Now, we are ready (as we ever will be) to perform. Yesterday, we did rehearsals (putting off our Glogster work, which would have been difficult anyway because of shaky Internet access in our school) with me saying over and over my mantra: “You must be louder! You must be louder!”
I also took photos of the puppets on our hand-carved puppet stage and popped them into Animoto. Check it out:
After I videotape the shows (there are 21 puppet shows), I will create videos and create a website to host them. One of the negatives of puppet shows is that the performers don’t get to see their own shows, since they are behind the puppet theater. (You can see last year’s puppet shows here). I might even use my new Mac this year for editing the videos. Yikes.
Here is a cool site that provides video insights into the world of Editorial Cartoonists. The videos are pretty fascinating as cartoonists talk about their work and show their talents. The site is part of the Association of American Editorial Cartoonists (who knew there was such a thing?). The plight of editorial cartoonists at newspapers is pretty severe, as many are being let go during budget cuts. But I still think that one well-done comic can speak as much as a lengthy written diatribe.
Here is an overview of how a bunch of these folks draw Uncle Sam:
The boys begin to realize the potentially powerful mind of Jenni Peg in Boolean Squared today. Have no fear, though, she will soon become one of the gang as they all play a trick on Mr. Teach (that sequence comes later this week). I wrote Urth today talking about new ideas because I found myself running a bit short. Ack.
The Boston Globe this morning had an interesting piece in the Ideas section about some iPhone Apps for “ideas on the go” that I thought I would share for us literary-minded folks. A few apps I know but most, I don’t.
Instapaper — this app allows you to bookmark articles from various online newspapers for later reading. I have heard about this one (it’s free, so worth a try) but I am not yet on the level of wanting to read my news on my iTouch. Do you?
Newstand — This is an aggregator of RSS feeds for newspapers. The app costs $4.99, so my question is: why buy an app when there are plenty of free RSS collectors out there? I guess the draw is that it focuses in on publications, but free is the way to be (although many are now saying that the wave of free content is exactly what is killing the newspaper industry).
Stanza – This is one I have used. It’s a free ereader and it comes with access to tons of free books. You have to get past the small reading screen but it works fine. And did I mention it is free?
McSweeney’s Small Chair — I do love Dave Egger’s McSweeney’s publishing house and this app pulls from the various publications there. Is it worth a $5.99 investment? Not sure. But this is one I will be checking out and consider the purchase, if only to keep supporting Egger’s publishing efforts.
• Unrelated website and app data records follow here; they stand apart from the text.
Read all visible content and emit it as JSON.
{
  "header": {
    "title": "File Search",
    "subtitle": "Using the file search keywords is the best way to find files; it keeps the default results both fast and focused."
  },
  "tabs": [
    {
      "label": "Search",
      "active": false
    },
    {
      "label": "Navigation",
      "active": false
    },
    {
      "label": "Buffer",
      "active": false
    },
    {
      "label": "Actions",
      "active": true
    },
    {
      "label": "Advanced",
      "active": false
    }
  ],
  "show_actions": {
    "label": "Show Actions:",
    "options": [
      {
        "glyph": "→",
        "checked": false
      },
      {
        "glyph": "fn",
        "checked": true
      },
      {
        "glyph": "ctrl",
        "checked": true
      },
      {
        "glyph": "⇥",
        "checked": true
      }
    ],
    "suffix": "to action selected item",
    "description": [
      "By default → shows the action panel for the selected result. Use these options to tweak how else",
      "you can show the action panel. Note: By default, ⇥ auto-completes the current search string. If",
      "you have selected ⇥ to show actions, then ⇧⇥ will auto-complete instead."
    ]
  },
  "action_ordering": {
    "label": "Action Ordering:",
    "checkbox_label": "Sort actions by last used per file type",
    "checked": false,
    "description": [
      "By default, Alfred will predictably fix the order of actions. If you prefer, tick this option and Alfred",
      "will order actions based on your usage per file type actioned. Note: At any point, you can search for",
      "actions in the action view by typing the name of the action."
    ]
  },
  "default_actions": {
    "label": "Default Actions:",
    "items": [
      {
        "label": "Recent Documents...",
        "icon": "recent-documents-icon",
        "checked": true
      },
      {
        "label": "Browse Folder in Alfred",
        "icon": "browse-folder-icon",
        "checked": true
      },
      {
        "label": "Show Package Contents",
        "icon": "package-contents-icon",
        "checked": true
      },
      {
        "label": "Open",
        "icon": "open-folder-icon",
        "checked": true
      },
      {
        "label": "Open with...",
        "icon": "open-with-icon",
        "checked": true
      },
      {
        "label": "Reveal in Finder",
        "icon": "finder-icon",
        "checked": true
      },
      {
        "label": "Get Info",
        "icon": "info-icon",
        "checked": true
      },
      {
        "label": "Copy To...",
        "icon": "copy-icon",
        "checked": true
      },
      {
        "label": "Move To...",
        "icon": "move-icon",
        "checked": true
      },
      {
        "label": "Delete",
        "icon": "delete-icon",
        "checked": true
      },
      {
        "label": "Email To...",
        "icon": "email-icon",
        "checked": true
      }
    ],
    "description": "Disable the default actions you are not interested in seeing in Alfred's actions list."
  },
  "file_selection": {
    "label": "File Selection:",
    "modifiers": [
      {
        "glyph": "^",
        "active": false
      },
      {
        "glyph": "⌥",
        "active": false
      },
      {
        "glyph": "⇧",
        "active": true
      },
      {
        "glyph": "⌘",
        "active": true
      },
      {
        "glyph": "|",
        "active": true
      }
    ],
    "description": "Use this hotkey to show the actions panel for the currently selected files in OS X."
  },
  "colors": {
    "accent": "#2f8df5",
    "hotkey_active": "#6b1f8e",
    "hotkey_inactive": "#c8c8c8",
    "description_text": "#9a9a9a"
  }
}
Electric Literature — It seems like I have read about this one before. The app costs $4.99 but it features anthologies of “named” writers. I would prob avoid it for the cost. Sorry.
IndieBound — This is an app (free!) that uses GPS to find independent book stores. That is something I can support. I do try to mix up my business with books between the small book stores in our area with the Barnes & Nobles. (And Amazon).
There was a mention of something called Scrollmotion’s First Things Last, which is free, and which apparently showcases an interactive serial story. What is that? Now, I need to know.